The most popular microblogging site Twitter has been experiencing some intermittent crashes Thursday, June 21st, rousing rage over the web. The first crash started later in the morning, around 11:59 A.M. ET, but was remedied more than an hour after, although people were having a hard time opening the main page after that.
Basing on the data from a tracking site known as Pingdom, Twitter experienced 9 outages in which 3 of those were major and the rest were minor. Here is the chronological order of the crashes;
First Crash (Minor): Around 11:03 A.M., Twitter became inaccessible but it lasted for only a minute. Only a few actually experienced this instance and never actually complained about it on the site.
Second Crash (Major): At 11:59 A.M., a major crash happened and Twitter posted an advisory on Pingdom about the outage. It assured users that its engineers were looking into the issue but it neither provided explanation why it happened nor an ETA when the problem would be fixed. But around 1:08 P.M., an update was posted saying that a resolution to the issue has been reached.
Third Crash (Minor): A minute after Twitter posted a resolution advisory, another crash happened but this time it’s minor and lasted only for a couple of minutes (1:09 to 1:11 P.M.).
Fourth Crash (Major): Around 1:42 P.M., another major disruption to Twitter service started and lasted up to 2:06 P.M. Then an advisory was posted telling users that the outage was still on-going.
Fifth Crash (Major): Just when users are starting to get furious because of the outages, another crash happened from 2:42 to 2:59 P.M. This was the last major crash for Twitter that day but no one knew except for the engineers who were working on the issue.
Other Crashes (Minor): Around 3:00 P.M. Twitter posted an advisory that the problem was fixed. There were, however, four minor crashes that last for a couple of minutes each.
“Today’s outage is due to a cascaded bug in one of our infrastructure components,” according to the official Tweet.
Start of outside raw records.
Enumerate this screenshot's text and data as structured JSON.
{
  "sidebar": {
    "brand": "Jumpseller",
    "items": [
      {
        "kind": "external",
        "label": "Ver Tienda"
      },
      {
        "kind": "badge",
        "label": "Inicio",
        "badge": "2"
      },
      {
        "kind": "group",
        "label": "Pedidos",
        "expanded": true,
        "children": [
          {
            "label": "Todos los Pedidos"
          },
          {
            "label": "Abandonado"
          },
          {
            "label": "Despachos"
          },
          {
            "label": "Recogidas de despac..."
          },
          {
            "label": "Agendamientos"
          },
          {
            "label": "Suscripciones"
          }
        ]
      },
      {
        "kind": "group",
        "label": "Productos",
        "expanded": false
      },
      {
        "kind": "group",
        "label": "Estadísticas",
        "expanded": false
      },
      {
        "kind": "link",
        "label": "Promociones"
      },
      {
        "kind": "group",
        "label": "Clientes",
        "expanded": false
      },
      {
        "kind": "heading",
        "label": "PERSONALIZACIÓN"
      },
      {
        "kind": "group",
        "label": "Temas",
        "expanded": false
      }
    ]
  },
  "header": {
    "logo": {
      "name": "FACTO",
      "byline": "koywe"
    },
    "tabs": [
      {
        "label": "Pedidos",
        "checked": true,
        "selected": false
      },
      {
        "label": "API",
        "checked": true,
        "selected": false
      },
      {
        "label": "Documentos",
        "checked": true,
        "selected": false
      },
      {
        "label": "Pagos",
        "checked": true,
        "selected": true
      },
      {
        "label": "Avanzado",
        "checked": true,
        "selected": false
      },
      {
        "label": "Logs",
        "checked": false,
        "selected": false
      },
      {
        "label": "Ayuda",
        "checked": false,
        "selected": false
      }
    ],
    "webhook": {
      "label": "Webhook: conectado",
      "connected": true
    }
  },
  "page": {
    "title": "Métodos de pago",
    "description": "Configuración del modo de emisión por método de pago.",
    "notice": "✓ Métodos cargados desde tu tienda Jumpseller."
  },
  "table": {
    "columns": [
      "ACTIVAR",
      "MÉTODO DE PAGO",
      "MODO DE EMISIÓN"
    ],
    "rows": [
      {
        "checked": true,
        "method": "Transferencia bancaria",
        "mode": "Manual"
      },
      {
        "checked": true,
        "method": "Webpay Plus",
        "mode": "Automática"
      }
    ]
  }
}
In total, Twitter crashed for 120 minutes, the longest so far. While downtimes are often acceptable for websites, Twitter is actually one of the sites which cannot afford to have a longer one. On October 7, 2011, Twitter also crashed for an hour but it seemed like eternity for users. The Thursday’s crash was serious enough that it didn’t give Twitter a chance to display its famous “Fail Whale” message.